**Task brief**
Going through the data below, copy out each line where the word "wallet" shows up.

**Supplied information**
******

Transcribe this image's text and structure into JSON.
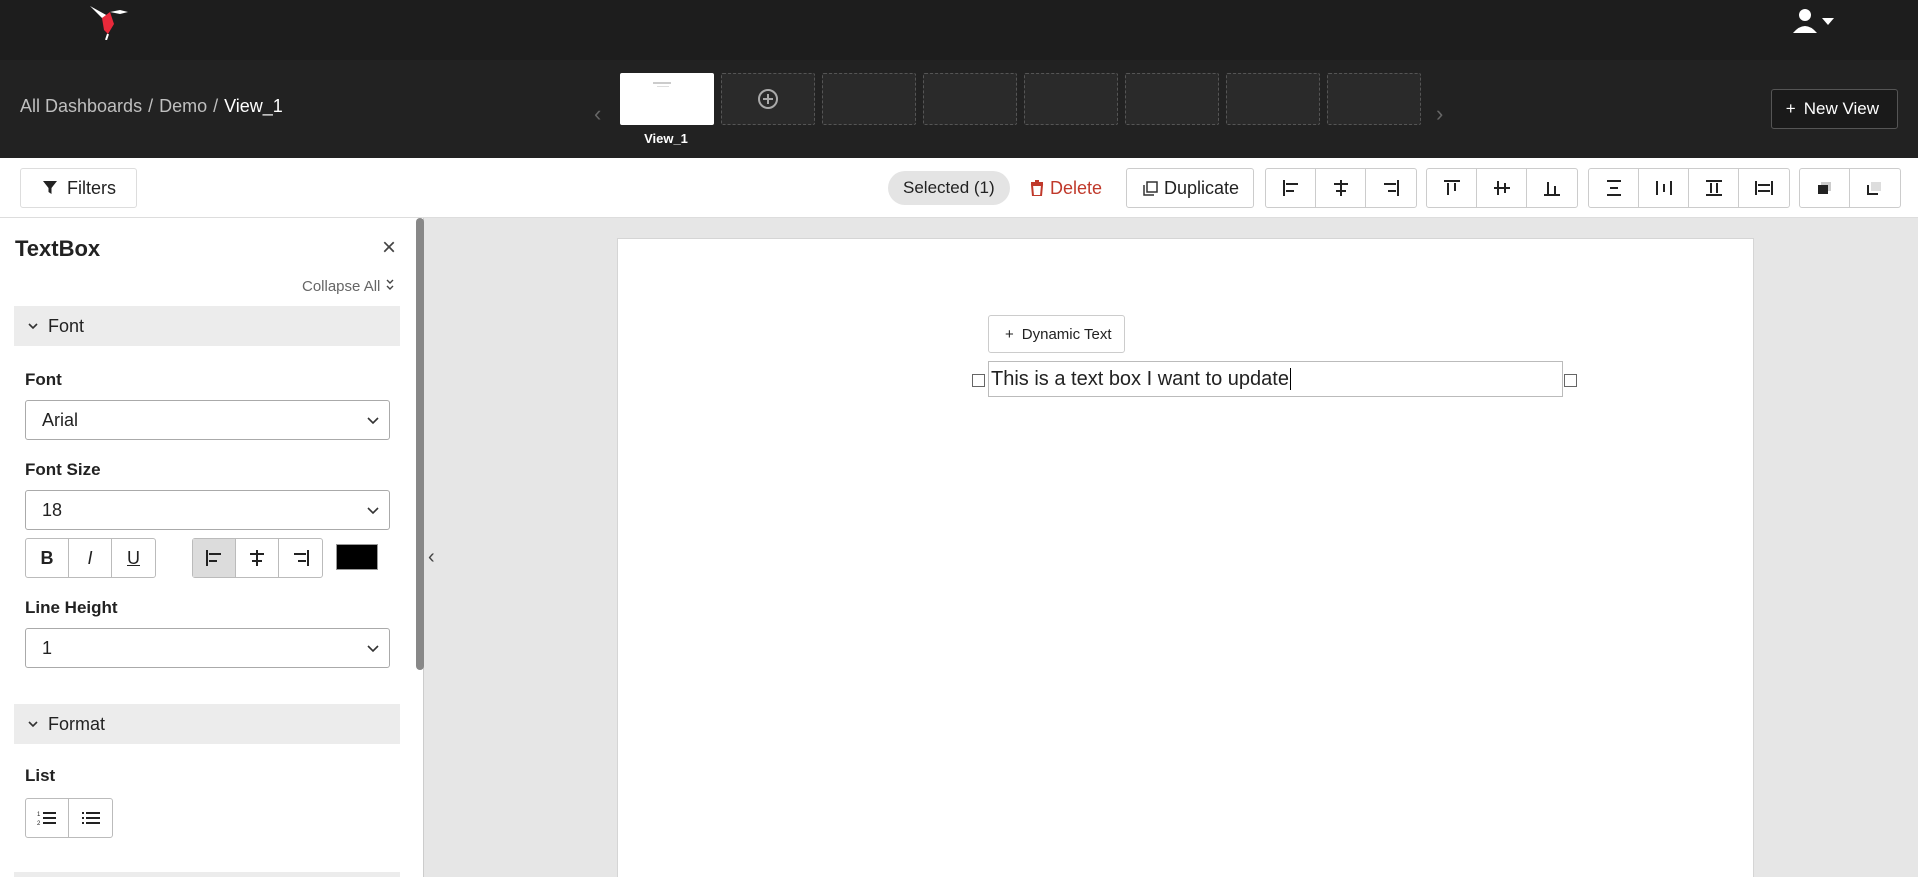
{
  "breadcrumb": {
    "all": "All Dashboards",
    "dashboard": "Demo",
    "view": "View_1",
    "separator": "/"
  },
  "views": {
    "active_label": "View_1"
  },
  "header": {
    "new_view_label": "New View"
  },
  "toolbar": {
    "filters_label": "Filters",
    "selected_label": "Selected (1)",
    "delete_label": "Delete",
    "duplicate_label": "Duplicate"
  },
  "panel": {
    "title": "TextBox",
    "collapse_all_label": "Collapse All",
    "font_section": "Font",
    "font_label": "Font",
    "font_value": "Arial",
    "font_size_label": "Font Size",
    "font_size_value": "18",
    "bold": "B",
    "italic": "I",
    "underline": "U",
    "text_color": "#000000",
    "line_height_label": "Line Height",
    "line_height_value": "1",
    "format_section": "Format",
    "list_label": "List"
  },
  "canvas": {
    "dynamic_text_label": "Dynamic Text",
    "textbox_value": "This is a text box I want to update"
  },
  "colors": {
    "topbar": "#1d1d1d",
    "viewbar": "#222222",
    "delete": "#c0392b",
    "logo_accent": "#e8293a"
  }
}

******

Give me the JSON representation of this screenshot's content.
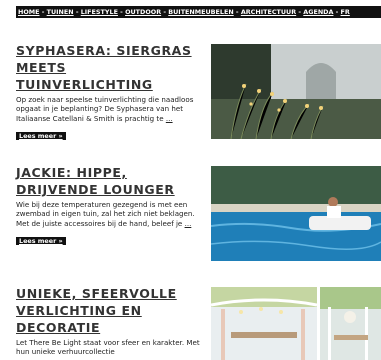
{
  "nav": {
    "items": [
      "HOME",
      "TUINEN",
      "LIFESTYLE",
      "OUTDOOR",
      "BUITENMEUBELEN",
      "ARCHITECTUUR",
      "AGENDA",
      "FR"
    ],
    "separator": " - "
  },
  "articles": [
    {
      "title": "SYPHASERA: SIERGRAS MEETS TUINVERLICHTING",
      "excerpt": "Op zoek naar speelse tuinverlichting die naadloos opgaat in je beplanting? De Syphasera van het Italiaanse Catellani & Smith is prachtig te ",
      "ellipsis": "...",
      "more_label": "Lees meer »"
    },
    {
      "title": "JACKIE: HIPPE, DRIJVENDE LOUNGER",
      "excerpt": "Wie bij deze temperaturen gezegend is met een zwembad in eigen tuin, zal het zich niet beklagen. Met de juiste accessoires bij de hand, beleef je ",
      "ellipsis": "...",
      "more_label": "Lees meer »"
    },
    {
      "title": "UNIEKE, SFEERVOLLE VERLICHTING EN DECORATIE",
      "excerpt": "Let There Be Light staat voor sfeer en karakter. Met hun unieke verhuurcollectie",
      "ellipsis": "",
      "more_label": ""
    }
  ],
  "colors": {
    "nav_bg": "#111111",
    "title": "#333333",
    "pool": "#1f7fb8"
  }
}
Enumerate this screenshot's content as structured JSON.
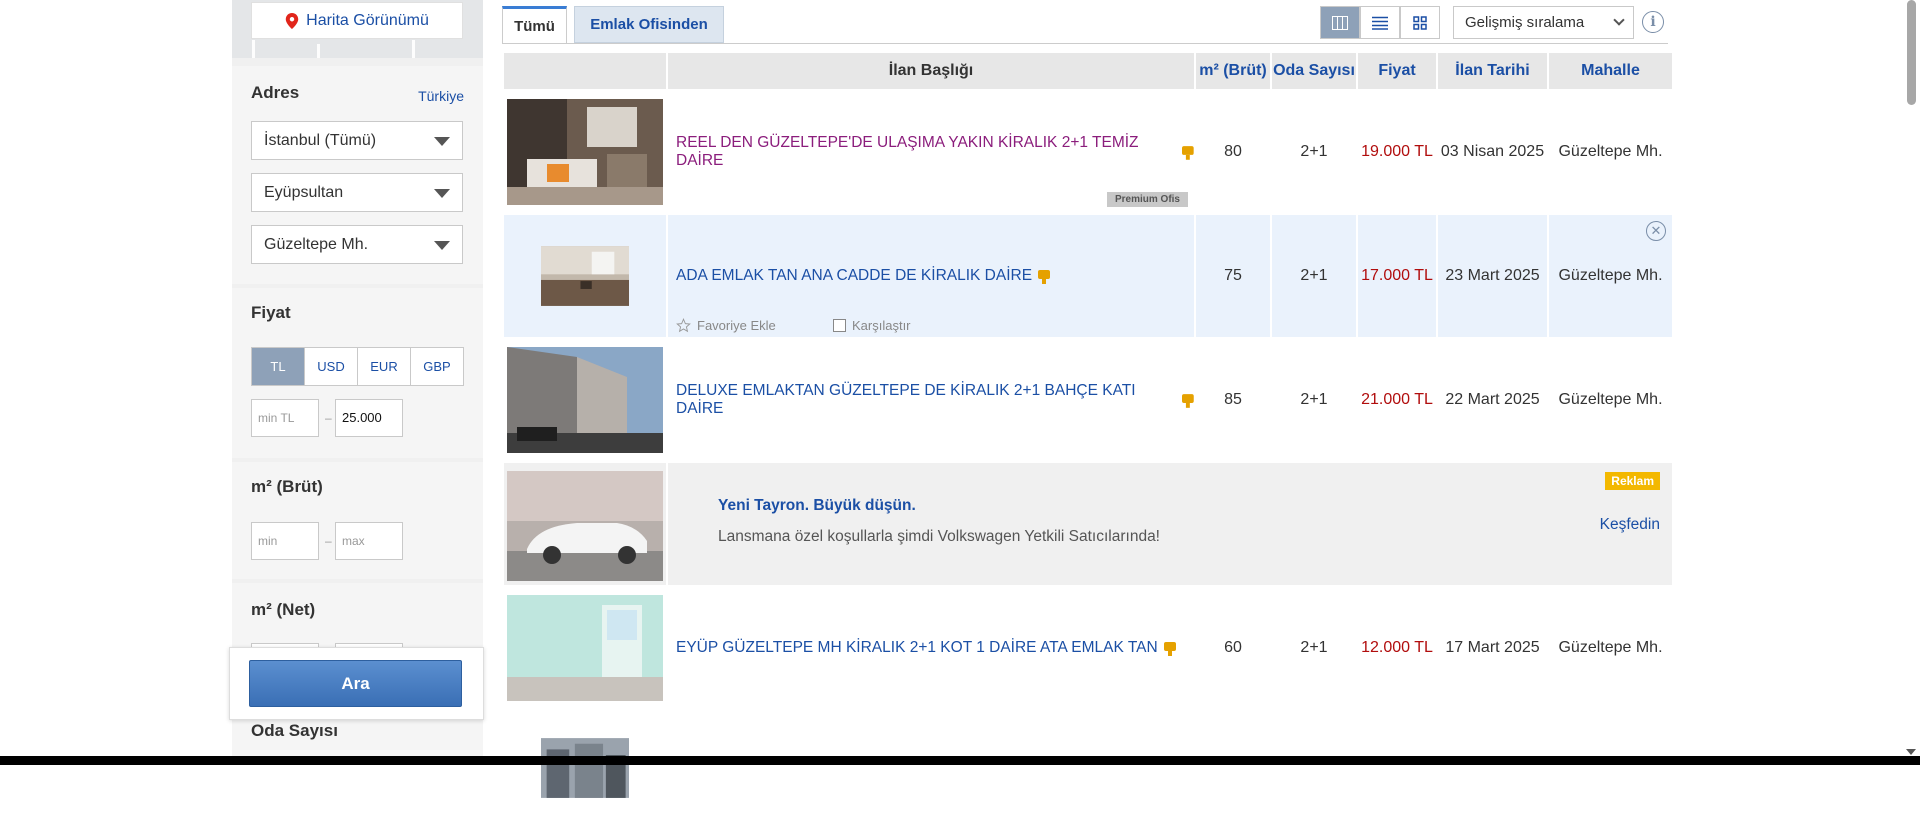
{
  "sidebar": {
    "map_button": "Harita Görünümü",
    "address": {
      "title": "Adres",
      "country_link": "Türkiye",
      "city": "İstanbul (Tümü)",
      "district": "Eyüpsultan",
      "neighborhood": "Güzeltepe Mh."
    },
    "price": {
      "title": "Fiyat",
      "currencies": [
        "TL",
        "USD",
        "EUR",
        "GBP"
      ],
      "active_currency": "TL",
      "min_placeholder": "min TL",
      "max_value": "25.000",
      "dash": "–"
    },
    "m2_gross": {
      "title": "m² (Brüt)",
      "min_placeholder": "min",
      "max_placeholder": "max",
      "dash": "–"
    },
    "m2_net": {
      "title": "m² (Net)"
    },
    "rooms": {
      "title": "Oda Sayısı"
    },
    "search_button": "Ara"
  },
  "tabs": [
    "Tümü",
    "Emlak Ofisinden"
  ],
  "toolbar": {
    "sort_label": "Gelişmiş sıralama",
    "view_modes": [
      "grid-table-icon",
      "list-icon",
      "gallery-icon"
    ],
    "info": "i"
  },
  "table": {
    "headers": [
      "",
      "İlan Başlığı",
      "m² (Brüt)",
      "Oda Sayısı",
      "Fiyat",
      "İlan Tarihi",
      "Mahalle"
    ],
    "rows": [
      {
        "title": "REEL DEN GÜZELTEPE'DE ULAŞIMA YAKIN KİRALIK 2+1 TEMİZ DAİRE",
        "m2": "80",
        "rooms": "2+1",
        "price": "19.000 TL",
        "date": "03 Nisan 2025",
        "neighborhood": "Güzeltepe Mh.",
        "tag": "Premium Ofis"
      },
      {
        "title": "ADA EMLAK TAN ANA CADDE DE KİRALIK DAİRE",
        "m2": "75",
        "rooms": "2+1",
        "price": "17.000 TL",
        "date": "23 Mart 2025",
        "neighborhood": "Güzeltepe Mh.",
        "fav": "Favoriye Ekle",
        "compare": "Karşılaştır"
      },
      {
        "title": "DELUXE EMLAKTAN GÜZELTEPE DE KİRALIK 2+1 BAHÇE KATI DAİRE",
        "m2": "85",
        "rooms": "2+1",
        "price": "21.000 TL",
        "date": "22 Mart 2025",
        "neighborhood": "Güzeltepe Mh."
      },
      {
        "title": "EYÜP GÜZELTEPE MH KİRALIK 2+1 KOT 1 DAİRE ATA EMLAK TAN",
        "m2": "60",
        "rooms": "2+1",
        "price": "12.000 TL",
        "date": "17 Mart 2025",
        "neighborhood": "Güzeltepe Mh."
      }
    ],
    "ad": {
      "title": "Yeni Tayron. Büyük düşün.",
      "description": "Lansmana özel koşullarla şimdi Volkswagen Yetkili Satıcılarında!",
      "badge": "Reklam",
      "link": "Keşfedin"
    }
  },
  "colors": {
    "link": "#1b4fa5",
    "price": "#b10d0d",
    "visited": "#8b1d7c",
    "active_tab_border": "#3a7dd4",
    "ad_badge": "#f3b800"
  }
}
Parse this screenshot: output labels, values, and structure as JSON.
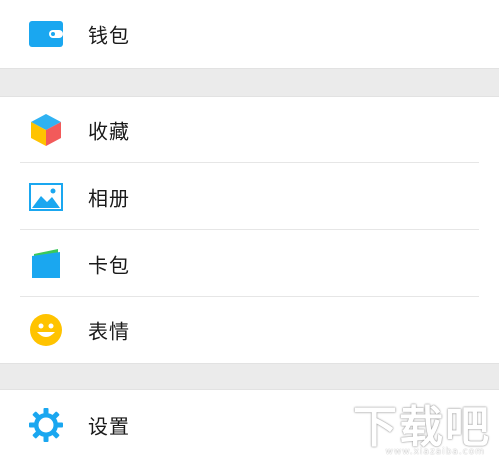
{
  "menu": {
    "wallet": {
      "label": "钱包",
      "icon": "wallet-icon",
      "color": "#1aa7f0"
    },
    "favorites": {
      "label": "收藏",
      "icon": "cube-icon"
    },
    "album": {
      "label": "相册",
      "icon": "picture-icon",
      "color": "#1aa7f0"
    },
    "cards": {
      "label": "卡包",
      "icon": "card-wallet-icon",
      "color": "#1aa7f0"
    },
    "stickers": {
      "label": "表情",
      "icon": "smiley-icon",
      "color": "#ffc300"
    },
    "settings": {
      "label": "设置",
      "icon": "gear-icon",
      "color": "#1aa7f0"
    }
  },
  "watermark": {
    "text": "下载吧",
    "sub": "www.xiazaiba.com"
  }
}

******

**Exercise response**
    "wallet": {
      "icon": "wallet-icon",
      "icon": "card-wallet-icon",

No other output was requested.